Excerpts from an interface dataset
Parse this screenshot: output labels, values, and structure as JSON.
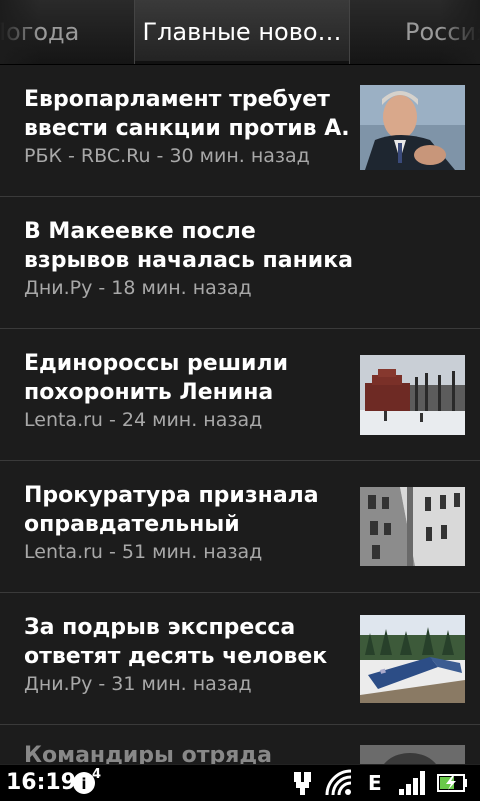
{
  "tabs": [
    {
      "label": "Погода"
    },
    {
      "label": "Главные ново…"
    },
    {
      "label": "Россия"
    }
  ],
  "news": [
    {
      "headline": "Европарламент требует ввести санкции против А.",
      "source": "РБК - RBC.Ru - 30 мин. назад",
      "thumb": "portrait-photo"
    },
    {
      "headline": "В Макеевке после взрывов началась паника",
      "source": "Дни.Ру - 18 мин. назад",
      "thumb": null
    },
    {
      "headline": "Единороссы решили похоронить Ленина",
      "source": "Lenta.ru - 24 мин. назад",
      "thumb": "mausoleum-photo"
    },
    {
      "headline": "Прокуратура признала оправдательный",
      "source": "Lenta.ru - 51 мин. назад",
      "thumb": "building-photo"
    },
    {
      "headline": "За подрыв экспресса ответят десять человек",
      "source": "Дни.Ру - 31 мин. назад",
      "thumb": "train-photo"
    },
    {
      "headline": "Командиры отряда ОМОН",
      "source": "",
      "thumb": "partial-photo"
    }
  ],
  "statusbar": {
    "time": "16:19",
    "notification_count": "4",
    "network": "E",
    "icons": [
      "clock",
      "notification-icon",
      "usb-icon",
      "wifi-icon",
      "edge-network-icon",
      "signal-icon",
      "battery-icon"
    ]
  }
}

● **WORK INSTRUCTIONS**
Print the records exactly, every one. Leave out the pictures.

● **WRITTEN RESPONSE**
Parse this screenshot: output labels, values, and structure as JSON.
{
  "tabs": [
    {
      "label": "Погода"
    },
    {
      "label": "Главные ново…"
    },
    {
      "label": "Россия"
    }
  ],
  "news": [
    {
      "headline": "Европарламент требует ввести санкции против А.",
      "source": "РБК - RBC.Ru - 30 мин. назад",
      "thumb": "portrait-photo"
    },
    {
      "headline": "В Макеевке после взрывов началась паника",
      "source": "Дни.Ру - 18 мин. назад",
      "thumb": null
    },
    {
      "headline": "Единороссы решили похоронить Ленина",
      "source": "Lenta.ru - 24 мин. назад",
      "thumb": "mausoleum-photo"
    },
    {
      "headline": "Прокуратура признала оправдательный",
      "source": "Lenta.ru - 51 мин. назад",
      "thumb": "building-photo"
    },
    {
      "headline": "За подрыв экспресса ответят десять человек",
      "source": "Дни.Ру - 31 мин. назад",
      "thumb": "train-photo"
    },
    {
      "headline": "Командиры отряда ОМОН",
      "source": "",
      "thumb": "partial-photo"
    }
  ],
  "statusbar": {
    "time": "16:19",
    "notification_count": "4",
    "network": "E",
    "icons": [
      "clock",
      "notification-icon",
      "usb-icon",
      "wifi-icon",
      "edge-network-icon",
      "signal-icon",
      "battery-icon"
    ]
  }
}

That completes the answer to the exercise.